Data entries
************

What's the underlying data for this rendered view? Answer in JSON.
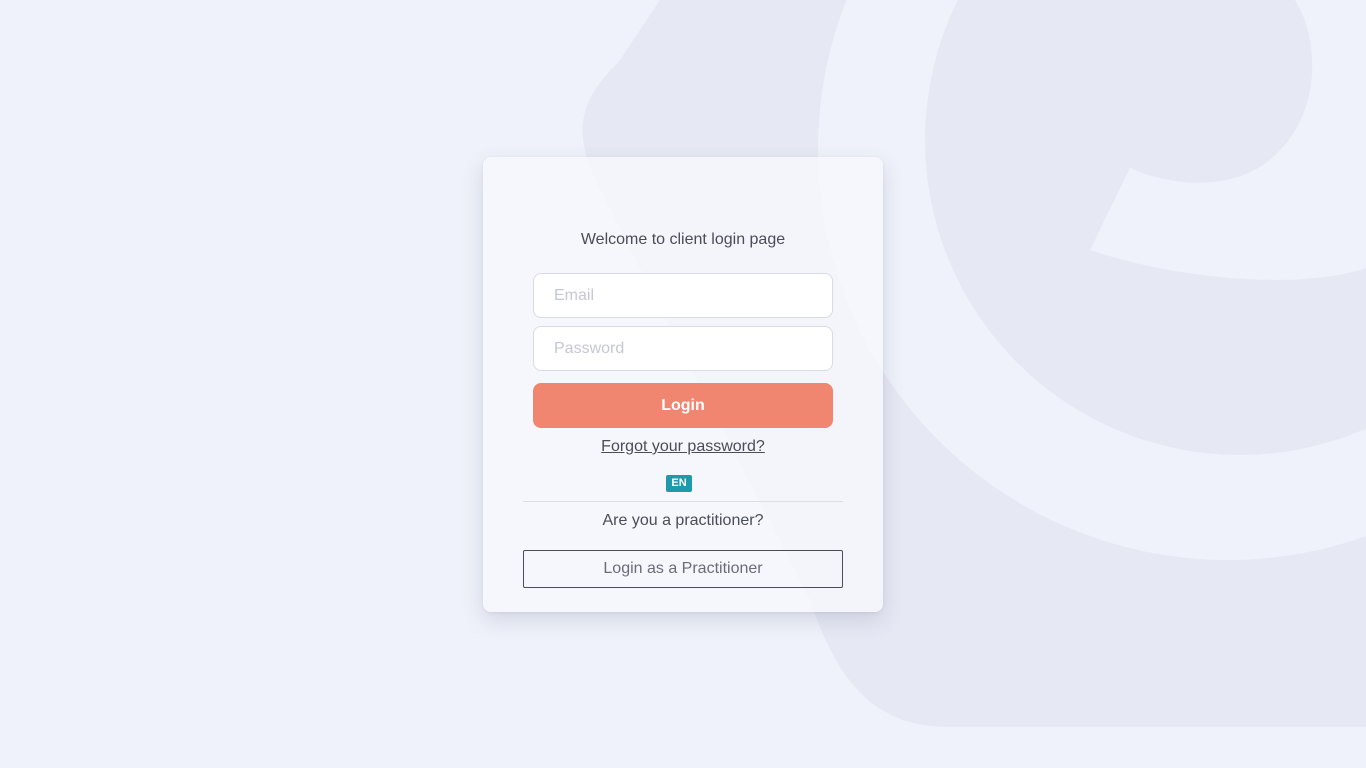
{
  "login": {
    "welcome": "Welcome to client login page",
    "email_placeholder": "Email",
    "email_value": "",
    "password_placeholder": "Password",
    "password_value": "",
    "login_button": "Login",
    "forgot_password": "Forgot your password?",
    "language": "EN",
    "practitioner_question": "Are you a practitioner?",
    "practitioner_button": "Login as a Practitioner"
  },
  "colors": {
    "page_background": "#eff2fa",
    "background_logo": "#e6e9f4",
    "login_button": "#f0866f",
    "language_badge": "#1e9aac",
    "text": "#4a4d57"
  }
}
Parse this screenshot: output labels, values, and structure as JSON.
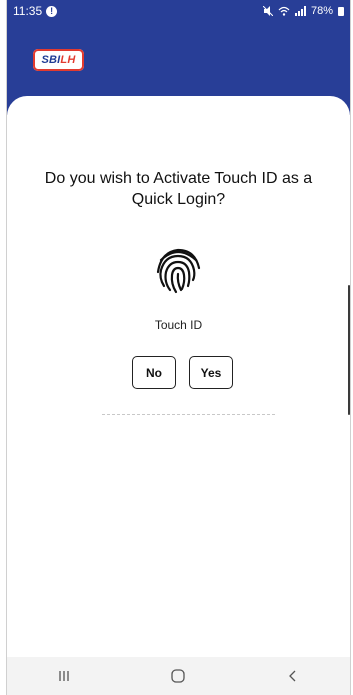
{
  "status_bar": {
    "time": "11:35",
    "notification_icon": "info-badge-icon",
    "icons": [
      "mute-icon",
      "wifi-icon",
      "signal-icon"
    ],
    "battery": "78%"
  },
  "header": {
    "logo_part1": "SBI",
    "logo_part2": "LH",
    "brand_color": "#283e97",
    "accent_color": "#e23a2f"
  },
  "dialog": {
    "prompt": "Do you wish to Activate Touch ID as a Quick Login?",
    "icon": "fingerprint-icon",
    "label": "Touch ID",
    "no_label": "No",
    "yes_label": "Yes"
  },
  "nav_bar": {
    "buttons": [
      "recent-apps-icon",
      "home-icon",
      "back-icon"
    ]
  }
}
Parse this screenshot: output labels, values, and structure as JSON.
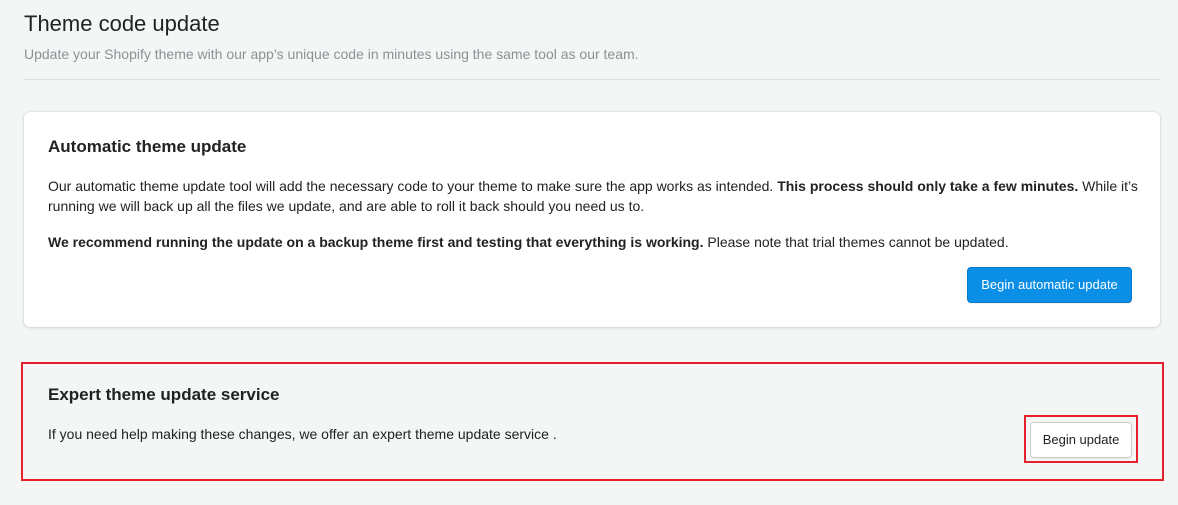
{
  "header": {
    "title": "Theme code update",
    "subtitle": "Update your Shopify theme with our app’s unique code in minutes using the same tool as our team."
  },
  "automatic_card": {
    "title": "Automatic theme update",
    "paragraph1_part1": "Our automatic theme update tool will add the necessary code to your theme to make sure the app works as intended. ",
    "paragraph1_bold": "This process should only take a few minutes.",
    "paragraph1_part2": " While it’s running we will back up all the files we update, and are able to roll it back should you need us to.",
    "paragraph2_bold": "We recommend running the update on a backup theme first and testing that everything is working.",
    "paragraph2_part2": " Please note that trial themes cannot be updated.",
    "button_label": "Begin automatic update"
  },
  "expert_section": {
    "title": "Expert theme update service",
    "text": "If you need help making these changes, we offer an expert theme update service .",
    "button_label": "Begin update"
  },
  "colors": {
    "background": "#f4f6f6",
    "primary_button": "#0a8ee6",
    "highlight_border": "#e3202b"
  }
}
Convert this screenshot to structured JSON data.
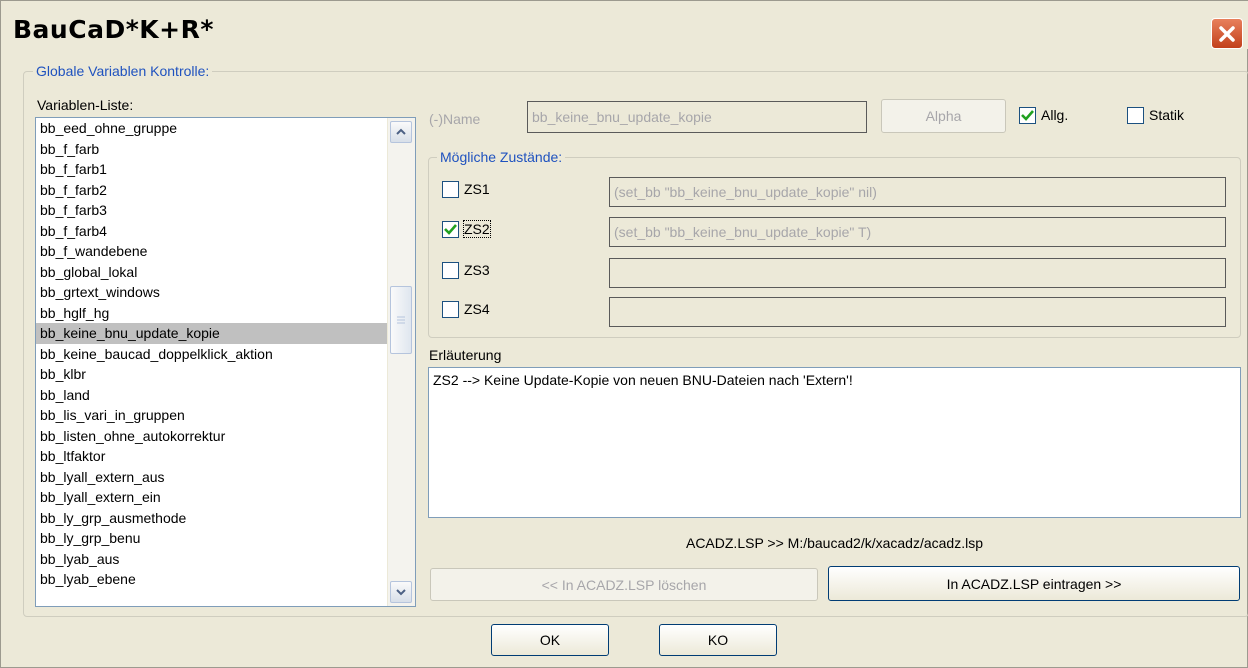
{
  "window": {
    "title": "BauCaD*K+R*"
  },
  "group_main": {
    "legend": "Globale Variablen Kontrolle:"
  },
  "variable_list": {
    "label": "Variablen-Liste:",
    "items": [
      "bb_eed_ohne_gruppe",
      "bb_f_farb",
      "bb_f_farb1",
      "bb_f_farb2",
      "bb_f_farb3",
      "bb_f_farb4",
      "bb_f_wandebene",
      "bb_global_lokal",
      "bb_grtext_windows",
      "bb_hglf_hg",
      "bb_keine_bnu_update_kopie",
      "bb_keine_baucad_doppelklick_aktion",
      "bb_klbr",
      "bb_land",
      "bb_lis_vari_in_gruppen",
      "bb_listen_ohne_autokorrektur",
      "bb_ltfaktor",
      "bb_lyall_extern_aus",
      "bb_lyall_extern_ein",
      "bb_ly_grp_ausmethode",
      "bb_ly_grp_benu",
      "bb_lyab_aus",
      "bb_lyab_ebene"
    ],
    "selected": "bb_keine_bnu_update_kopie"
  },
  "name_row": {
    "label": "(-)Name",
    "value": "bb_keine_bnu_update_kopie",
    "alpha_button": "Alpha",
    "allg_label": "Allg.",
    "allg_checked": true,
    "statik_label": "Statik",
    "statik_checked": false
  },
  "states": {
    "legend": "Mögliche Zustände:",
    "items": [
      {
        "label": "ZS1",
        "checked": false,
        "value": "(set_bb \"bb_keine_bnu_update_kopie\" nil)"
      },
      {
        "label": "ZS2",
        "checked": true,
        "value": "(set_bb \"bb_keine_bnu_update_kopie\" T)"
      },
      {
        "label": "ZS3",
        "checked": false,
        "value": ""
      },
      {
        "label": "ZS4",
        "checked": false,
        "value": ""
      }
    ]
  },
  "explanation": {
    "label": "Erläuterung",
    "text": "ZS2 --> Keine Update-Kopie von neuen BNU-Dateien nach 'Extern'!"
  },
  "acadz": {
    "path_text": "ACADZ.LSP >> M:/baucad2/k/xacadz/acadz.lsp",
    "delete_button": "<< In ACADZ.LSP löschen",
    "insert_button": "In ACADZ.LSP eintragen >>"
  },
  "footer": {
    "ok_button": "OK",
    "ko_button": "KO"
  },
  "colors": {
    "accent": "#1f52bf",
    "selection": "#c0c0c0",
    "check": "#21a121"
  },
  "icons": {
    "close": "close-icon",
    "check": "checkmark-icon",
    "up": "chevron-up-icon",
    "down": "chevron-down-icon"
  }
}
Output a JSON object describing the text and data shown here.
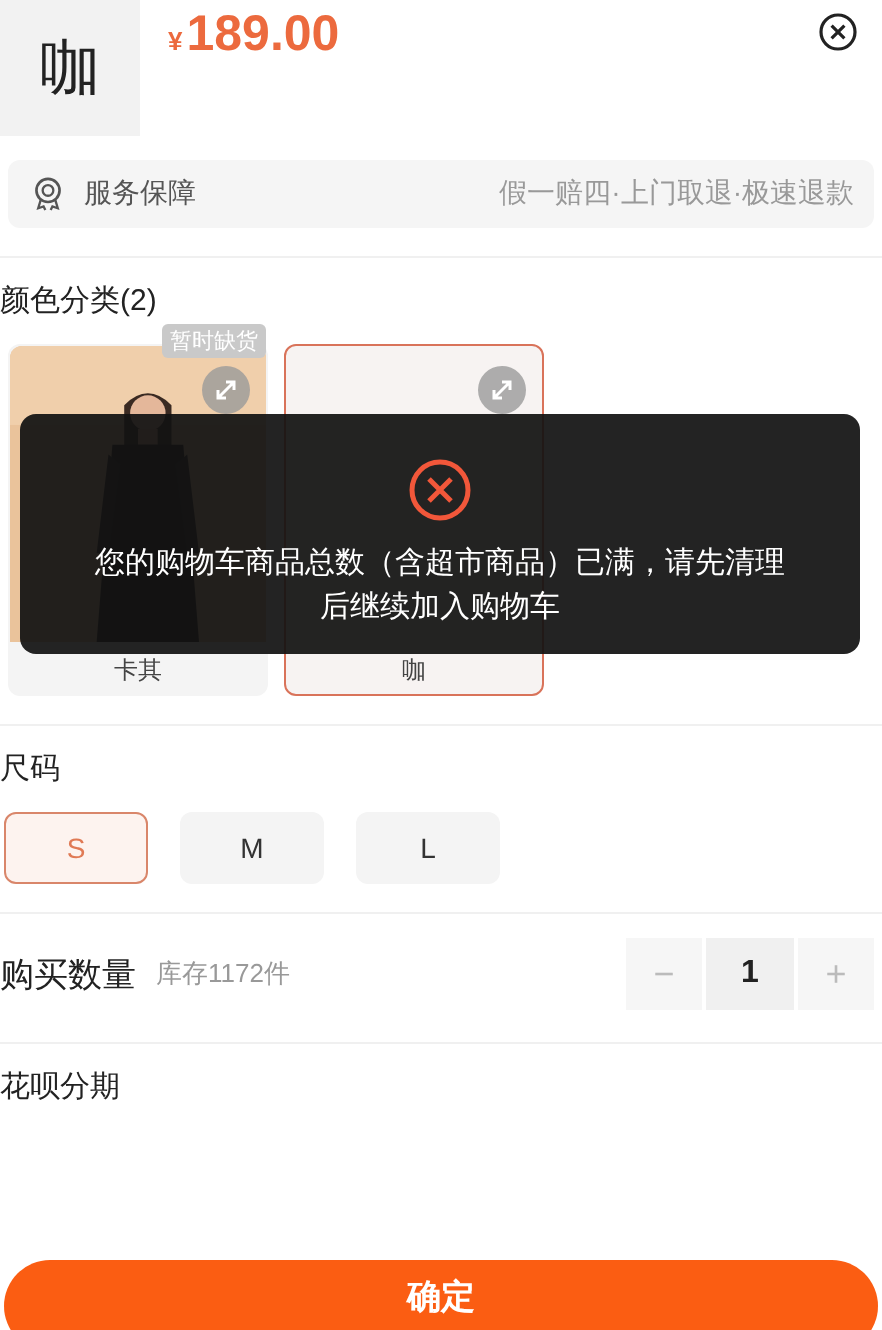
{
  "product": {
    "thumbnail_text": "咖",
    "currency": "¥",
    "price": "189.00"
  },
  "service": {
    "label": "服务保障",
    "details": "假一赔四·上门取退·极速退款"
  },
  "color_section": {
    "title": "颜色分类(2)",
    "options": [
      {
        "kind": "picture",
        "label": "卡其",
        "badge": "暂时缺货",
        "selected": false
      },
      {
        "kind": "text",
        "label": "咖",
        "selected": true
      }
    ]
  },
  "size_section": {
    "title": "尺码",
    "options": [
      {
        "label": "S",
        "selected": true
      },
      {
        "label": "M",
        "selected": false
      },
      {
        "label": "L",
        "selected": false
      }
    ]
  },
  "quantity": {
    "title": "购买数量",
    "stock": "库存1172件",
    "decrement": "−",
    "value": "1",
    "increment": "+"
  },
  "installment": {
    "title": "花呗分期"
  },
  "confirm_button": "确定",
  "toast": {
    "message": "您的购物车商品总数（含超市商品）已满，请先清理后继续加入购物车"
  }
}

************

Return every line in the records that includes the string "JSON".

_Response to this exercise_.
What's the underlying data for this rendered view? Answer in JSON.
Parse this screenshot: output labels, values, and structure as JSON.
Parse this screenshot: output labels, values, and structure as JSON.
Convert this screenshot to structured JSON data.
Output a JSON object describing the text and data shown here.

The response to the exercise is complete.